[Items from a dataset]
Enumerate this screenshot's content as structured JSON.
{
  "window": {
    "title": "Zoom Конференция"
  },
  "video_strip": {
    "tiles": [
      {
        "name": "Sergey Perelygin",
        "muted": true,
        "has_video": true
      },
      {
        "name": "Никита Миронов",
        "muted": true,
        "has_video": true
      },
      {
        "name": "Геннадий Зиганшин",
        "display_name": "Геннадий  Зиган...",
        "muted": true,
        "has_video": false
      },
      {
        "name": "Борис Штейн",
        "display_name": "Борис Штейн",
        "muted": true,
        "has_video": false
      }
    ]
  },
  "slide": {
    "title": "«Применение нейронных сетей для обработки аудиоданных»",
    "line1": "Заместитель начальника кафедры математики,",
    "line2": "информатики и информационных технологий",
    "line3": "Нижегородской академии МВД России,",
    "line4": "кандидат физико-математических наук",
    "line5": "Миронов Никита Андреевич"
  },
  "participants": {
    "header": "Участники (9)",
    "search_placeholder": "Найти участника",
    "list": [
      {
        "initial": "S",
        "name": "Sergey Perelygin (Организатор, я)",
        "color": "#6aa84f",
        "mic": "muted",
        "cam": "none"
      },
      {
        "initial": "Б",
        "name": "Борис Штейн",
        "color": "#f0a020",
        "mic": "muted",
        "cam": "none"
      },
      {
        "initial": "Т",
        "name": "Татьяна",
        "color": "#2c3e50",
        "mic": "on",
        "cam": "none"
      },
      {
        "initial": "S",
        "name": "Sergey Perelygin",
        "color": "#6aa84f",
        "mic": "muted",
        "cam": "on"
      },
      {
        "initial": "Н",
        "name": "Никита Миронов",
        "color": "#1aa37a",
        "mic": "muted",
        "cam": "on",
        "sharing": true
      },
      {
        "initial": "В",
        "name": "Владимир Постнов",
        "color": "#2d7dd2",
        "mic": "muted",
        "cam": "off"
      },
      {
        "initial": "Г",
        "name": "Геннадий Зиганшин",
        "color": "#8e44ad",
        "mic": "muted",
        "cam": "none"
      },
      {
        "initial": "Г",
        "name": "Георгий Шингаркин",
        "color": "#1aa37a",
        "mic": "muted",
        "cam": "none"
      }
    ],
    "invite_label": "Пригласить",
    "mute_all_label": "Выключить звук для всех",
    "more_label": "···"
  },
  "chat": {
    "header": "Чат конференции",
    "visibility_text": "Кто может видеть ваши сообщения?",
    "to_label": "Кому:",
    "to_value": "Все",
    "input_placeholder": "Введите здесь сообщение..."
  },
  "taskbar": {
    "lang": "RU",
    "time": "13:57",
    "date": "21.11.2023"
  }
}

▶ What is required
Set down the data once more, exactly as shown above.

▶ Exercise solution
Enumerate this screenshot's content as structured JSON.
{
  "window": {
    "title": "Zoom Конференция"
  },
  "video_strip": {
    "tiles": [
      {
        "name": "Sergey Perelygin",
        "muted": true,
        "has_video": true
      },
      {
        "name": "Никита Миронов",
        "muted": true,
        "has_video": true
      },
      {
        "name": "Геннадий Зиганшин",
        "display_name": "Геннадий  Зиган...",
        "muted": true,
        "has_video": false
      },
      {
        "name": "Борис Штейн",
        "display_name": "Борис Штейн",
        "muted": true,
        "has_video": false
      }
    ]
  },
  "slide": {
    "title": "«Применение нейронных сетей для обработки аудиоданных»",
    "line1": "Заместитель начальника кафедры математики,",
    "line2": "информатики и информационных технологий",
    "line3": "Нижегородской академии МВД России,",
    "line4": "кандидат физико-математических наук",
    "line5": "Миронов Никита Андреевич"
  },
  "participants": {
    "header": "Участники (9)",
    "search_placeholder": "Найти участника",
    "list": [
      {
        "initial": "S",
        "name": "Sergey Perelygin (Организатор, я)",
        "color": "#6aa84f",
        "mic": "muted",
        "cam": "none"
      },
      {
        "initial": "Б",
        "name": "Борис Штейн",
        "color": "#f0a020",
        "mic": "muted",
        "cam": "none"
      },
      {
        "initial": "Т",
        "name": "Татьяна",
        "color": "#2c3e50",
        "mic": "on",
        "cam": "none"
      },
      {
        "initial": "S",
        "name": "Sergey Perelygin",
        "color": "#6aa84f",
        "mic": "muted",
        "cam": "on"
      },
      {
        "initial": "Н",
        "name": "Никита Миронов",
        "color": "#1aa37a",
        "mic": "muted",
        "cam": "on",
        "sharing": true
      },
      {
        "initial": "В",
        "name": "Владимир Постнов",
        "color": "#2d7dd2",
        "mic": "muted",
        "cam": "off"
      },
      {
        "initial": "Г",
        "name": "Геннадий Зиганшин",
        "color": "#8e44ad",
        "mic": "muted",
        "cam": "none"
      },
      {
        "initial": "Г",
        "name": "Георгий Шингаркин",
        "color": "#1aa37a",
        "mic": "muted",
        "cam": "none"
      }
    ],
    "invite_label": "Пригласить",
    "mute_all_label": "Выключить звук для всех",
    "more_label": "···"
  },
  "chat": {
    "header": "Чат конференции",
    "visibility_text": "Кто может видеть ваши сообщения?",
    "to_label": "Кому:",
    "to_value": "Все",
    "input_placeholder": "Введите здесь сообщение..."
  },
  "taskbar": {
    "lang": "RU",
    "time": "13:57",
    "date": "21.11.2023"
  }
}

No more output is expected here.